---- DATA TO USE

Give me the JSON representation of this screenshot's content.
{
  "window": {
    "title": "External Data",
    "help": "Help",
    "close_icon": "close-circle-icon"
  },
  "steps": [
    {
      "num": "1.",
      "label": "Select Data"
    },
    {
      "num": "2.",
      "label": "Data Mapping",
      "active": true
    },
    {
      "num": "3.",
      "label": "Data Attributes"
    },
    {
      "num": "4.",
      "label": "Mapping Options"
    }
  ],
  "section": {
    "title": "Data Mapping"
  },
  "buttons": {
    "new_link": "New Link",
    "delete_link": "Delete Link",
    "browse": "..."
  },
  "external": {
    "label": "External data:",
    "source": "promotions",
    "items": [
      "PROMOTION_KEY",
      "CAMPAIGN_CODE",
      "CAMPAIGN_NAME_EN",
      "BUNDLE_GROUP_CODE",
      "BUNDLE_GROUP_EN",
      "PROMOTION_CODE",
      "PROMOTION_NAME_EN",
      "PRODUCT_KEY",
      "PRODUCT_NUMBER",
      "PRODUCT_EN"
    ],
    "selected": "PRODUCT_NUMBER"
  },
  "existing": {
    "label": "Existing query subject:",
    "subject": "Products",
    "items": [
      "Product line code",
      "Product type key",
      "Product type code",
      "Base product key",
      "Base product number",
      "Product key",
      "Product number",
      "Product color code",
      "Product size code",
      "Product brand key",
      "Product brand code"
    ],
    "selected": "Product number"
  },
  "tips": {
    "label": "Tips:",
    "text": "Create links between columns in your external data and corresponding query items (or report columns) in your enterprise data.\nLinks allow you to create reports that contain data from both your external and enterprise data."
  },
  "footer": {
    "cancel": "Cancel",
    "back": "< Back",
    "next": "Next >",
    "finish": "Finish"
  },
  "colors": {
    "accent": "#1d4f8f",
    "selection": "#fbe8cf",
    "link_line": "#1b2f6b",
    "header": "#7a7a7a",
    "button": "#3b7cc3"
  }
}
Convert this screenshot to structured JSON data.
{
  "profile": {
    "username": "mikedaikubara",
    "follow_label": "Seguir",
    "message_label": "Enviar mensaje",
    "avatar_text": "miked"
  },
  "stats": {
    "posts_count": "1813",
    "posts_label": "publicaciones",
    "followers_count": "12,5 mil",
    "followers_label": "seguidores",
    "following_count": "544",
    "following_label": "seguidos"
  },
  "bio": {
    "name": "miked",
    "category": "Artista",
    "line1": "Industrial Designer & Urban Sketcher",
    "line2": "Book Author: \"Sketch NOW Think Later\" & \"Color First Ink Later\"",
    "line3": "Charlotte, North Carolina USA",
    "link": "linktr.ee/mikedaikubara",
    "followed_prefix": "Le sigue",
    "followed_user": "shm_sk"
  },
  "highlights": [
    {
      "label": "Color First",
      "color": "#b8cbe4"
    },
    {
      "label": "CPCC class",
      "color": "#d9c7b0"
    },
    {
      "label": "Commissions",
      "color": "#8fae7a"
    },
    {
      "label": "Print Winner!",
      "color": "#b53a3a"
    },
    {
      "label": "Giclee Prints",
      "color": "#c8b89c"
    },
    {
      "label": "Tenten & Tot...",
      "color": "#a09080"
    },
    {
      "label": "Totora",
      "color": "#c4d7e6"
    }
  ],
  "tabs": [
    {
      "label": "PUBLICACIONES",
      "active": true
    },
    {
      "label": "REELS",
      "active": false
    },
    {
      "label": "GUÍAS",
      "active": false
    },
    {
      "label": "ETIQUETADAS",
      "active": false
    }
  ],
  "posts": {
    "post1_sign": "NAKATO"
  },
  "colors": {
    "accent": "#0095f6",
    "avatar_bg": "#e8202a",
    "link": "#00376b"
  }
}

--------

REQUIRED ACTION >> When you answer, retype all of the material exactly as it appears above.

SOLUTION TO THIS PROBLEM >>
Give me the JSON representation of this screenshot's content.
{
  "window": {
    "title": "External Data",
    "help": "Help",
    "close_icon": "close-circle-icon"
  },
  "steps": [
    {
      "num": "1.",
      "label": "Select Data"
    },
    {
      "num": "2.",
      "label": "Data Mapping",
      "active": true
    },
    {
      "num": "3.",
      "label": "Data Attributes"
    },
    {
      "num": "4.",
      "label": "Mapping Options"
    }
  ],
  "section": {
    "title": "Data Mapping"
  },
  "buttons": {
    "new_link": "New Link",
    "delete_link": "Delete Link",
    "browse": "..."
  },
  "external": {
    "label": "External data:",
    "source": "promotions",
    "items": [
      "PROMOTION_KEY",
      "CAMPAIGN_CODE",
      "CAMPAIGN_NAME_EN",
      "BUNDLE_GROUP_CODE",
      "BUNDLE_GROUP_EN",
      "PROMOTION_CODE",
      "PROMOTION_NAME_EN",
      "PRODUCT_KEY",
      "PRODUCT_NUMBER",
      "PRODUCT_EN"
    ],
    "selected": "PRODUCT_NUMBER"
  },
  "existing": {
    "label": "Existing query subject:",
    "subject": "Products",
    "items": [
      "Product line code",
      "Product type key",
      "Product type code",
      "Base product key",
      "Base product number",
      "Product key",
      "Product number",
      "Product color code",
      "Product size code",
      "Product brand key",
      "Product brand code"
    ],
    "selected": "Product number"
  },
  "tips": {
    "label": "Tips:",
    "text": "Create links between columns in your external data and corresponding query items (or report columns) in your enterprise data.\nLinks allow you to create reports that contain data from both your external and enterprise data."
  },
  "footer": {
    "cancel": "Cancel",
    "back": "< Back",
    "next": "Next >",
    "finish": "Finish"
  },
  "colors": {
    "accent": "#1d4f8f",
    "selection": "#fbe8cf",
    "link_line": "#1b2f6b",
    "header": "#7a7a7a",
    "button": "#3b7cc3"
  }
}
Convert this screenshot to structured JSON data.
{
  "profile": {
    "username": "mikedaikubara",
    "follow_label": "Seguir",
    "message_label": "Enviar mensaje",
    "avatar_text": "miked"
  },
  "stats": {
    "posts_count": "1813",
    "posts_label": "publicaciones",
    "followers_count": "12,5 mil",
    "followers_label": "seguidores",
    "following_count": "544",
    "following_label": "seguidos"
  },
  "bio": {
    "name": "miked",
    "category": "Artista",
    "line1": "Industrial Designer & Urban Sketcher",
    "line2": "Book Author: \"Sketch NOW Think Later\" & \"Color First Ink Later\"",
    "line3": "Charlotte, North Carolina USA",
    "link": "linktr.ee/mikedaikubara",
    "followed_prefix": "Le sigue",
    "followed_user": "shm_sk"
  },
  "highlights": [
    {
      "label": "Color First",
      "color": "#b8cbe4"
    },
    {
      "label": "CPCC class",
      "color": "#d9c7b0"
    },
    {
      "label": "Commissions",
      "color": "#8fae7a"
    },
    {
      "label": "Print Winner!",
      "color": "#b53a3a"
    },
    {
      "label": "Giclee Prints",
      "color": "#c8b89c"
    },
    {
      "label": "Tenten & Tot...",
      "color": "#a09080"
    },
    {
      "label": "Totora",
      "color": "#c4d7e6"
    }
  ],
  "tabs": [
    {
      "label": "PUBLICACIONES",
      "active": true
    },
    {
      "label": "REELS",
      "active": false
    },
    {
      "label": "GUÍAS",
      "active": false
    },
    {
      "label": "ETIQUETADAS",
      "active": false
    }
  ],
  "posts": {
    "post1_sign": "NAKATO"
  },
  "colors": {
    "accent": "#0095f6",
    "avatar_bg": "#e8202a",
    "link": "#00376b"
  }
}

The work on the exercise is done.